Unfortunately, however, kids are still being beaten in some of he public schools.  Although 31 states have abolished corporal punishment in the schools, 19 states still allow it.  Thirteen of these 19 states are in the South. In fact, according to the Center for Effective Discipline, 75 percent of all school-based corporal punishment takes place in just five Southern states: Alabama, Arkansas, Georgia, Mississippi, and Texas.

Red states still permit corporal punishment in schools.

Catholics can help abolish school-based corporal punishment in states where it is still permitted.  Let's support school boards that abolish corporal punishment as a matter of local policy, something urban school boards are increasingly willing to do. Let's let our state legislators know that we support a state law abolishing corporal punishment in schools.  And let's support federal legislation to ban corporal punishment in schools.

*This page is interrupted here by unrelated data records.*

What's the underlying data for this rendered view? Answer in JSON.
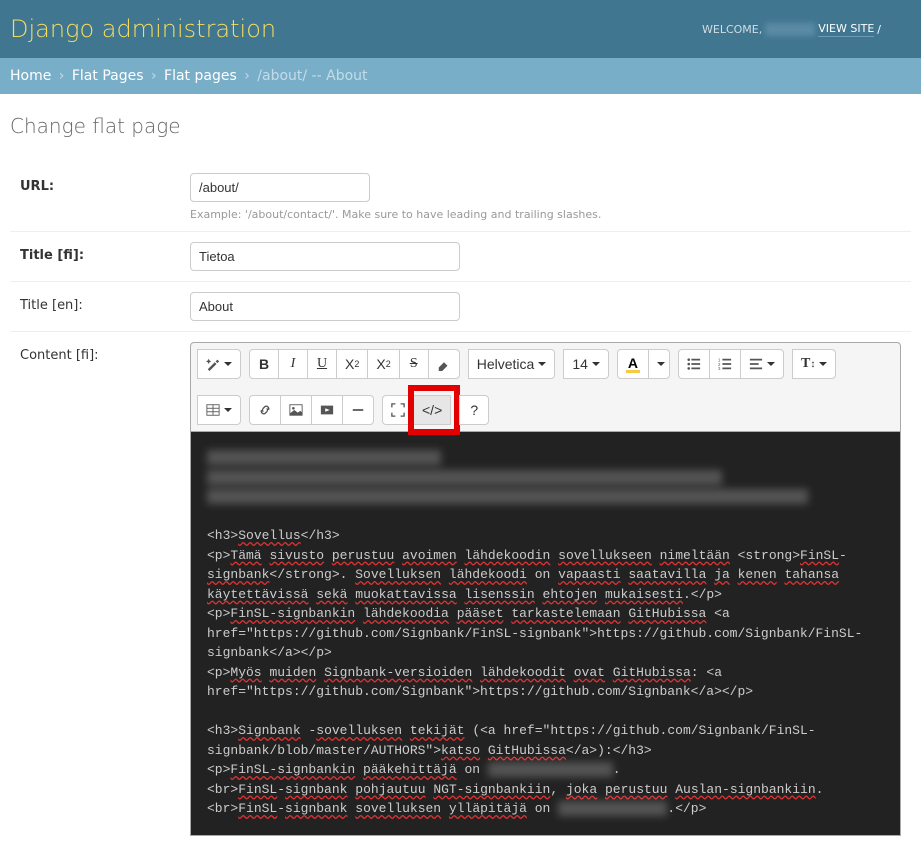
{
  "header": {
    "title": "Django administration",
    "welcome": "WELCOME,",
    "view_site": "VIEW SITE",
    "sep": "/"
  },
  "breadcrumbs": {
    "home": "Home",
    "app": "Flat Pages",
    "model": "Flat pages",
    "current": "/about/ -- About"
  },
  "page": {
    "heading": "Change flat page"
  },
  "form": {
    "url_label": "URL:",
    "url_value": "/about/",
    "url_help": "Example: '/about/contact/'. Make sure to have leading and trailing slashes.",
    "title_fi_label": "Title [fi]:",
    "title_fi_value": "Tietoa",
    "title_en_label": "Title [en]:",
    "title_en_value": "About",
    "content_fi_label": "Content [fi]:"
  },
  "toolbar": {
    "font_name": "Helvetica",
    "font_size": "14",
    "bold": "B",
    "italic": "I",
    "fontcolor": "A",
    "height": "T↕",
    "codeview": "</>",
    "help": "?"
  },
  "code": {
    "l1": "<h3>",
    "w_sovellus": "Sovellus",
    "l1b": "</h3>",
    "p1a": "<p>",
    "w_tama": "Tämä",
    "w_sivusto": "sivusto",
    "w_perustuu": "perustuu",
    "w_avoimen": "avoimen",
    "w_lahdekoodin": "lähdekoodin",
    "w_sovellukseen": "sovellukseen",
    "w_nimeltaan": "nimeltään",
    "tag_strong_o": " <strong>",
    "w_finsl": "FinSL",
    "dash": "-",
    "w_signbank": "signbank",
    "tag_strong_c": "</strong>. ",
    "w_sovelluksen_cap": "Sovelluksen",
    "w_lahdekoodi": "lähdekoodi",
    "w_on": "on",
    "w_vapaasti": "vapaasti",
    "w_saatavilla": "saatavilla",
    "w_ja": "ja",
    "w_kenen": "kenen",
    "w_tahansa": "tahansa",
    "w_kaytettavissa": "käytettävissä",
    "w_seka": "sekä",
    "w_muokattavissa": "muokattavissa",
    "w_lisenssin": "lisenssin",
    "w_ehtojen": "ehtojen",
    "w_mukaisesti": "mukaisesti",
    "p1_end": ".</p>",
    "p2a": "<p>",
    "w_finsl_signbankin": "FinSL-signbankin",
    "w_lahdekoodia": "lähdekoodia",
    "w_paaset": "pääset",
    "w_tarkastelemaan": "tarkastelemaan",
    "w_githubissa": "GitHubissa",
    "tag_a_o": " <a ",
    "href1": "href=\"https://github.com/Signbank/FinSL-signbank\">https://github.com/Signbank/FinSL-signbank</a></p>",
    "p3a": "<p>",
    "w_myos": "Myös",
    "w_muiden": "muiden",
    "w_signbank_versioiden": "Signbank-versioiden",
    "w_lahdekoodit": "lähdekoodit",
    "w_ovat": "ovat",
    "href2": ": <a href=\"https://github.com/Signbank\">https://github.com/Signbank</a></p>",
    "h3b_o": "<h3>",
    "w_signbank_cap": "Signbank",
    "w_sovelluksen": "sovelluksen",
    "w_tekijat": "tekijät",
    "paren": " (<a href=\"https://github.com/Signbank/FinSL-signbank/blob/master/AUTHORS\">",
    "w_katso": "katso",
    "w_githubissa2": "GitHubissa",
    "h3b_c": "</a>):</h3>",
    "p4a": "<p>",
    "w_paakehittaja": "pääkehittäjä",
    "dot": ".",
    "br": "<br>",
    "w_pohjautuu": "pohjautuu",
    "w_ngt": "NGT-signbankiin",
    "comma": ", ",
    "w_joka": "joka",
    "w_auslan": "Auslan-signbankiin",
    "w_yllapitaja": "ylläpitäjä",
    "p4_end": ".</p>"
  }
}
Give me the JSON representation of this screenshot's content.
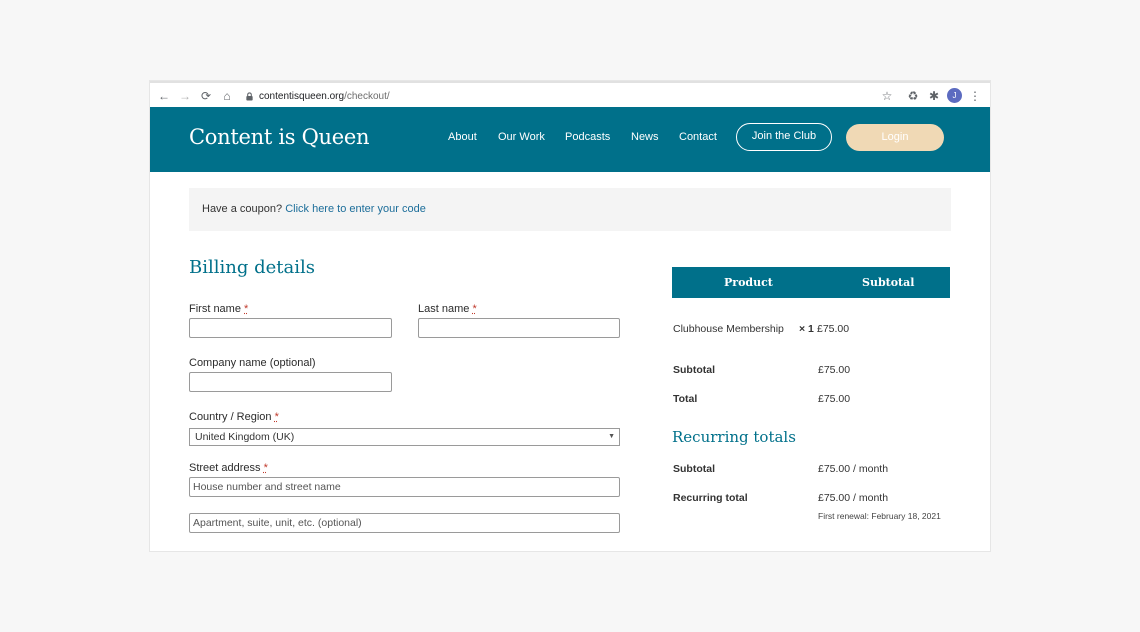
{
  "browser": {
    "url_domain": "contentisqueen.org",
    "url_path": "/checkout/",
    "avatar_letter": "J",
    "icons": [
      "back-icon",
      "forward-icon",
      "reload-icon",
      "home-icon",
      "lock-icon",
      "star-icon",
      "recycle-icon",
      "puzzle-icon",
      "menu-dots-icon"
    ]
  },
  "header": {
    "logo": "Content is Queen",
    "nav": [
      "About",
      "Our Work",
      "Podcasts",
      "News",
      "Contact"
    ],
    "join_label": "Join the Club",
    "login_label": "Login",
    "brand_color": "#00708a",
    "login_color": "#f0d9b5"
  },
  "coupon": {
    "text": "Have a coupon?",
    "link": "Click here to enter your code"
  },
  "billing": {
    "title": "Billing details",
    "first_name_label": "First name",
    "last_name_label": "Last name",
    "company_label": "Company name (optional)",
    "country_label": "Country / Region",
    "country_value": "United Kingdom (UK)",
    "street_label": "Street address",
    "street_placeholder": "House number and street name",
    "apartment_placeholder": "Apartment, suite, unit, etc. (optional)",
    "required_mark": "*"
  },
  "order": {
    "col_product": "Product",
    "col_subtotal": "Subtotal",
    "item_name": "Clubhouse Membership",
    "item_qty": "× 1",
    "item_price": "£75.00",
    "subtotal_label": "Subtotal",
    "subtotal_value": "£75.00",
    "total_label": "Total",
    "total_value": "£75.00"
  },
  "recurring": {
    "title": "Recurring totals",
    "subtotal_label": "Subtotal",
    "subtotal_value": "£75.00 / month",
    "total_label": "Recurring total",
    "total_value": "£75.00 / month",
    "first_renewal": "First renewal: February 18, 2021"
  }
}
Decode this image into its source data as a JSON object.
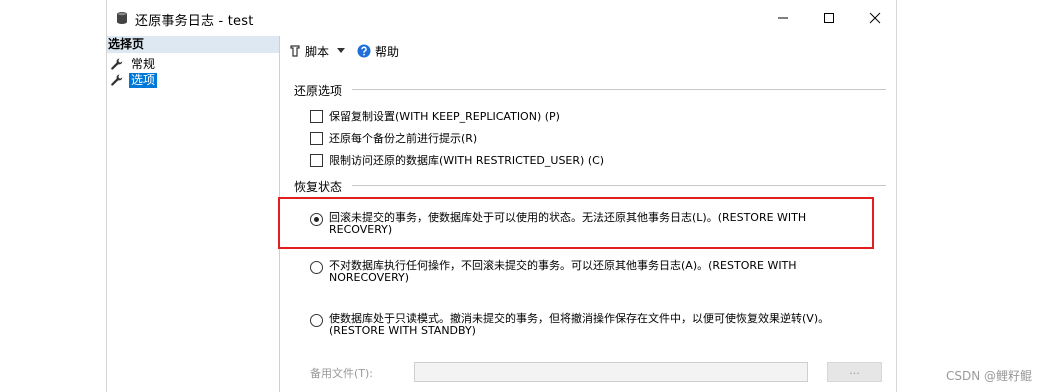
{
  "window": {
    "title": "还原事务日志  -  test"
  },
  "left_pane": {
    "header": "选择页",
    "items": [
      {
        "label": "常规",
        "selected": false
      },
      {
        "label": "选项",
        "selected": true
      }
    ]
  },
  "toolbar": {
    "script_label": "脚本",
    "help_label": "帮助"
  },
  "restore_options": {
    "heading": "还原选项",
    "checkboxes": [
      {
        "label": "保留复制设置(WITH KEEP_REPLICATION) (P)",
        "checked": false
      },
      {
        "label": "还原每个备份之前进行提示(R)",
        "checked": false
      },
      {
        "label": "限制访问还原的数据库(WITH RESTRICTED_USER) (C)",
        "checked": false
      }
    ]
  },
  "recovery_state": {
    "heading": "恢复状态",
    "radios": [
      {
        "label": "回滚未提交的事务，使数据库处于可以使用的状态。无法还原其他事务日志(L)。(RESTORE WITH RECOVERY)",
        "selected": true
      },
      {
        "label": "不对数据库执行任何操作，不回滚未提交的事务。可以还原其他事务日志(A)。(RESTORE WITH NORECOVERY)",
        "selected": false
      },
      {
        "label": "使数据库处于只读模式。撤消未提交的事务，但将撤消操作保存在文件中，以便可使恢复效果逆转(V)。(RESTORE WITH STANDBY)",
        "selected": false
      }
    ],
    "standby_file_label": "备用文件(T):",
    "standby_file_value": "",
    "browse_label": "..."
  },
  "watermark": "CSDN @鲤籽鲲",
  "colors": {
    "highlight": "#e02020",
    "selection": "#0078d7",
    "header_bg": "#dde8f3"
  }
}
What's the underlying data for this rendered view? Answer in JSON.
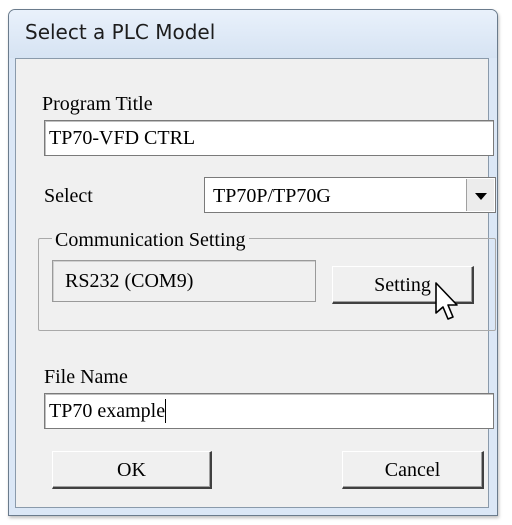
{
  "window": {
    "title": "Select a PLC Model"
  },
  "program_title": {
    "label": "Program Title",
    "value": "TP70-VFD CTRL"
  },
  "select": {
    "label": "Select",
    "value": "TP70P/TP70G",
    "icon": "chevron-down-icon"
  },
  "communication": {
    "group_label": "Communication Setting",
    "port_value": "RS232 (COM9)",
    "setting_button": "Setting"
  },
  "file_name": {
    "label": "File Name",
    "value": "TP70 example"
  },
  "buttons": {
    "ok": "OK",
    "cancel": "Cancel"
  },
  "cursor_icon": "pointer-arrow-icon"
}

Congresswoman Carolyn McCarthy of New York introduced legislation to abolish corporal punishment in schools during the last Congressional session, but the bill died in Committee.  I am going to contact Representative McCarthy and urge her to reintroduce the bill. I encourage you to do the same.


Richard Fossey & Robert Slater (2012). “The only thing I wanna hear out of you is nothing!” Is it time for federal legislation to ban corporal punishment in the schools? Teachers College Record, ID Number: 17008.

Christopher B. Goodson & Richard Fossey (2012). Corporal punishment is on the wane in Southern schools: Encouraging evidence from Florida, North Carolina and Texas. Teachers College Record, ID Number: 16940.

Stephanie Phillips & Richard Fossey(2012). Retiring the paddle: Local school boards wipe out corporal punishment in urban Texas. Teachers College Record Online, ID Number 16745.

Dr. Gregory Popcak. Catholic Bishops Weigh in on Corporal Punishment. blog site. July 9, 2013.  Accessible at:

Note: Dr. Gregory's blog posting on Catholicism and corporal punishment is excellent. I obtained the quote from Saint John Bosco and Archbishop Aymond from Dr. Popcak's blog.